[Records drawn from a dataset]
=== Section Start ===

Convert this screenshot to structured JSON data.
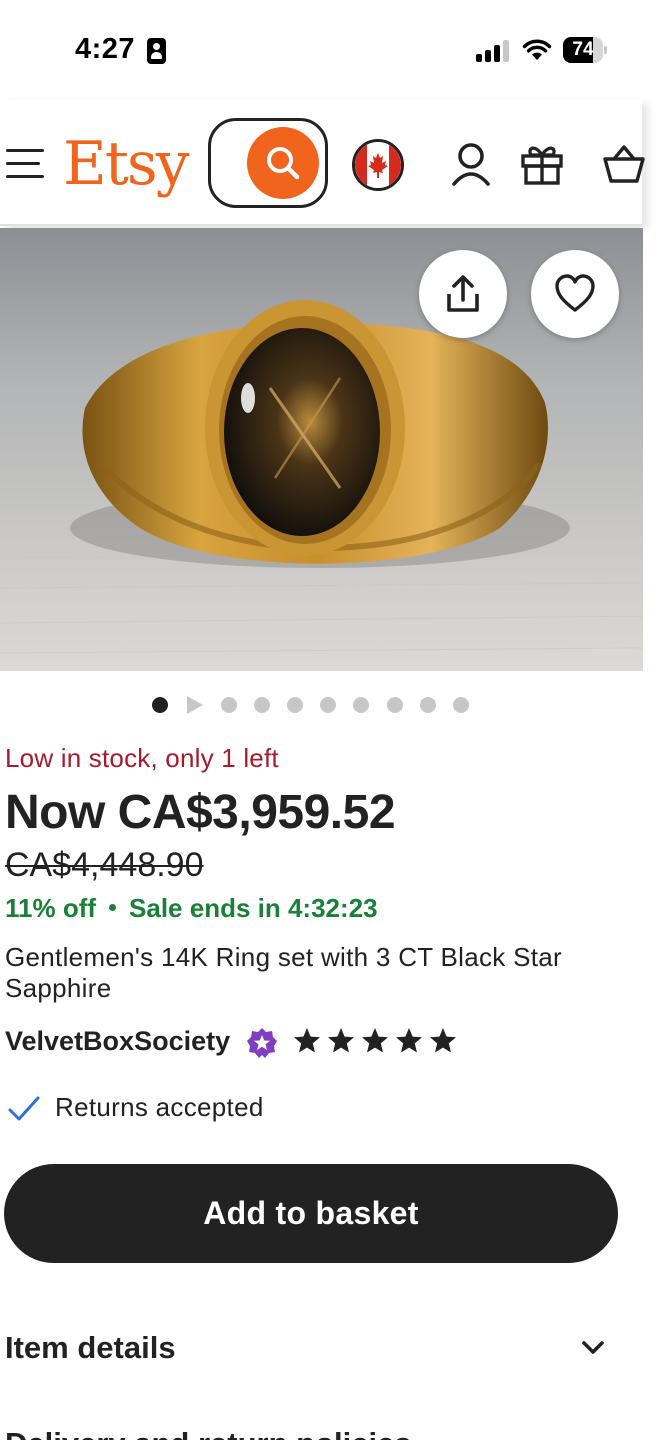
{
  "status_bar": {
    "time": "4:27",
    "battery_level": "74"
  },
  "header": {
    "logo_text": "Etsy",
    "colors": {
      "brand": "#f1641e"
    }
  },
  "hero": {
    "image_alt": "Gold ring with black star sapphire",
    "carousel_total": 10,
    "carousel_active_index": 0
  },
  "product": {
    "stock_text": "Low in stock, only 1 left",
    "price_now": "Now CA$3,959.52",
    "price_original": "CA$4,448.90",
    "discount": "11% off",
    "sale_timer": "Sale ends in 4:32:23",
    "title": "Gentlemen's 14K Ring set with 3 CT Black Star Sapphire",
    "shop_name": "VelvetBoxSociety",
    "rating_stars": 5,
    "returns_text": "Returns accepted",
    "add_button_label": "Add to basket",
    "item_details_label": "Item details",
    "next_section_label": "Delivery and return policies"
  },
  "colors": {
    "stock_red": "#a61a2e",
    "sale_green": "#1a7f37",
    "star_seller_purple": "#7f3fbf",
    "check_blue": "#2f6fde"
  }
}
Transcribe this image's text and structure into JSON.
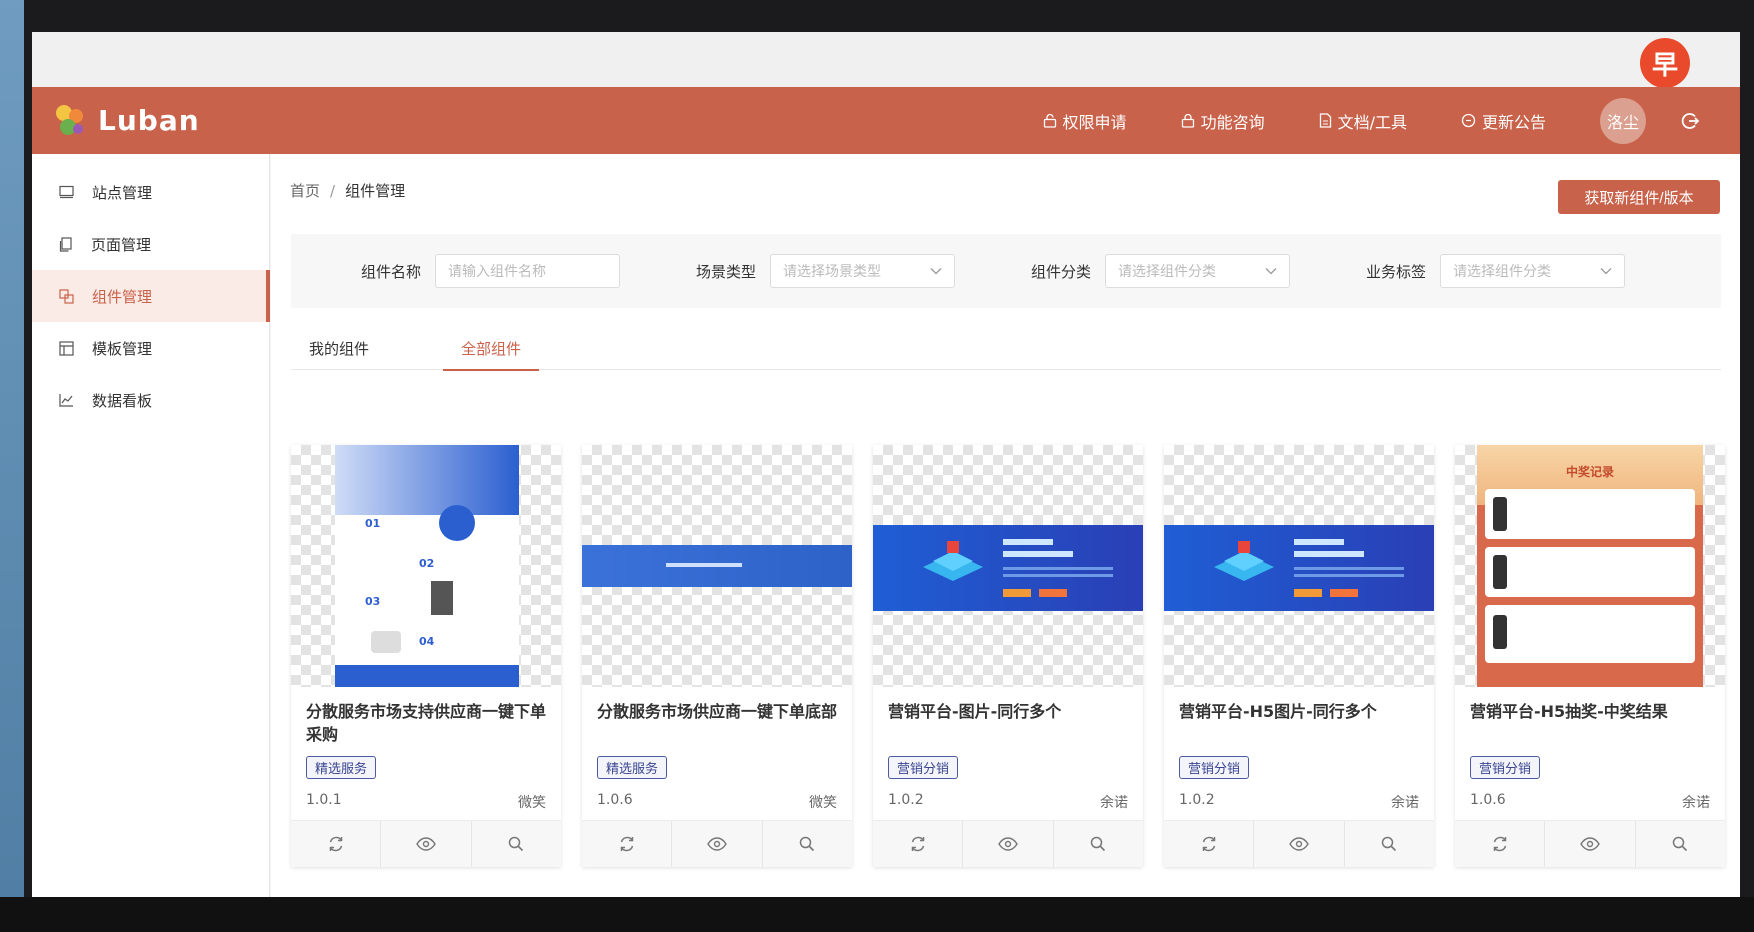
{
  "badge": "早",
  "app": {
    "logo_text": "Luban"
  },
  "topnav": [
    {
      "label": "权限申请",
      "icon": "lock-icon"
    },
    {
      "label": "功能咨询",
      "icon": "lock-icon"
    },
    {
      "label": "文档/工具",
      "icon": "document-icon"
    },
    {
      "label": "更新公告",
      "icon": "message-icon"
    }
  ],
  "user": {
    "avatar_text": "洛尘"
  },
  "sidebar": {
    "items": [
      {
        "label": "站点管理",
        "icon": "monitor-icon"
      },
      {
        "label": "页面管理",
        "icon": "pages-icon"
      },
      {
        "label": "组件管理",
        "icon": "component-icon",
        "active": true
      },
      {
        "label": "模板管理",
        "icon": "template-icon"
      },
      {
        "label": "数据看板",
        "icon": "chart-icon"
      }
    ]
  },
  "breadcrumb": {
    "home": "首页",
    "separator": "/",
    "current": "组件管理"
  },
  "actions": {
    "fetch_new_label": "获取新组件/版本"
  },
  "filters": {
    "name": {
      "label": "组件名称",
      "placeholder": "请输入组件名称"
    },
    "scene": {
      "label": "场景类型",
      "placeholder": "请选择场景类型"
    },
    "category": {
      "label": "组件分类",
      "placeholder": "请选择组件分类"
    },
    "tag": {
      "label": "业务标签",
      "placeholder": "请选择组件分类"
    }
  },
  "tabs": [
    {
      "label": "我的组件",
      "active": false
    },
    {
      "label": "全部组件",
      "active": true
    }
  ],
  "cards": [
    {
      "title": "分散服务市场支持供应商一键下单采购",
      "tag": "精选服务",
      "version": "1.0.1",
      "author": "微笑"
    },
    {
      "title": "分散服务市场供应商一键下单底部",
      "tag": "精选服务",
      "version": "1.0.6",
      "author": "微笑"
    },
    {
      "title": "营销平台-图片-同行多个",
      "tag": "营销分销",
      "version": "1.0.2",
      "author": "余诺"
    },
    {
      "title": "营销平台-H5图片-同行多个",
      "tag": "营销分销",
      "version": "1.0.2",
      "author": "余诺"
    },
    {
      "title": "营销平台-H5抽奖-中奖结果",
      "tag": "营销分销",
      "version": "1.0.6",
      "author": "余诺"
    }
  ],
  "thumbs": {
    "t5_title": "中奖记录"
  },
  "colors": {
    "brand": "#c9624b",
    "tag": "#4e5aa6",
    "badge": "#e94a2b"
  }
}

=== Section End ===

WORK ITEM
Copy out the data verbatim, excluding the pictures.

FINAL ANSWER
Convert this screenshot to structured JSON data.
{
  "status_bar": {
    "time": "4:27",
    "battery_level": "74"
  },
  "header": {
    "logo_text": "Etsy",
    "colors": {
      "brand": "#f1641e"
    }
  },
  "hero": {
    "image_alt": "Gold ring with black star sapphire",
    "carousel_total": 10,
    "carousel_active_index": 0
  },
  "product": {
    "stock_text": "Low in stock, only 1 left",
    "price_now": "Now CA$3,959.52",
    "price_original": "CA$4,448.90",
    "discount": "11% off",
    "sale_timer": "Sale ends in 4:32:23",
    "title": "Gentlemen's 14K Ring set with 3 CT Black Star Sapphire",
    "shop_name": "VelvetBoxSociety",
    "rating_stars": 5,
    "returns_text": "Returns accepted",
    "add_button_label": "Add to basket",
    "item_details_label": "Item details",
    "next_section_label": "Delivery and return policies"
  },
  "colors": {
    "stock_red": "#a61a2e",
    "sale_green": "#1a7f37",
    "star_seller_purple": "#7f3fbf",
    "check_blue": "#2f6fde"
  }
}
Transcribe this image's text and structure into JSON.
{
  "badge": "早",
  "app": {
    "logo_text": "Luban"
  },
  "topnav": [
    {
      "label": "权限申请",
      "icon": "lock-icon"
    },
    {
      "label": "功能咨询",
      "icon": "lock-icon"
    },
    {
      "label": "文档/工具",
      "icon": "document-icon"
    },
    {
      "label": "更新公告",
      "icon": "message-icon"
    }
  ],
  "user": {
    "avatar_text": "洛尘"
  },
  "sidebar": {
    "items": [
      {
        "label": "站点管理",
        "icon": "monitor-icon"
      },
      {
        "label": "页面管理",
        "icon": "pages-icon"
      },
      {
        "label": "组件管理",
        "icon": "component-icon",
        "active": true
      },
      {
        "label": "模板管理",
        "icon": "template-icon"
      },
      {
        "label": "数据看板",
        "icon": "chart-icon"
      }
    ]
  },
  "breadcrumb": {
    "home": "首页",
    "separator": "/",
    "current": "组件管理"
  },
  "actions": {
    "fetch_new_label": "获取新组件/版本"
  },
  "filters": {
    "name": {
      "label": "组件名称",
      "placeholder": "请输入组件名称"
    },
    "scene": {
      "label": "场景类型",
      "placeholder": "请选择场景类型"
    },
    "category": {
      "label": "组件分类",
      "placeholder": "请选择组件分类"
    },
    "tag": {
      "label": "业务标签",
      "placeholder": "请选择组件分类"
    }
  },
  "tabs": [
    {
      "label": "我的组件",
      "active": false
    },
    {
      "label": "全部组件",
      "active": true
    }
  ],
  "cards": [
    {
      "title": "分散服务市场支持供应商一键下单采购",
      "tag": "精选服务",
      "version": "1.0.1",
      "author": "微笑"
    },
    {
      "title": "分散服务市场供应商一键下单底部",
      "tag": "精选服务",
      "version": "1.0.6",
      "author": "微笑"
    },
    {
      "title": "营销平台-图片-同行多个",
      "tag": "营销分销",
      "version": "1.0.2",
      "author": "余诺"
    },
    {
      "title": "营销平台-H5图片-同行多个",
      "tag": "营销分销",
      "version": "1.0.2",
      "author": "余诺"
    },
    {
      "title": "营销平台-H5抽奖-中奖结果",
      "tag": "营销分销",
      "version": "1.0.6",
      "author": "余诺"
    }
  ],
  "thumbs": {
    "t5_title": "中奖记录"
  },
  "colors": {
    "brand": "#c9624b",
    "tag": "#4e5aa6",
    "badge": "#e94a2b"
  }
}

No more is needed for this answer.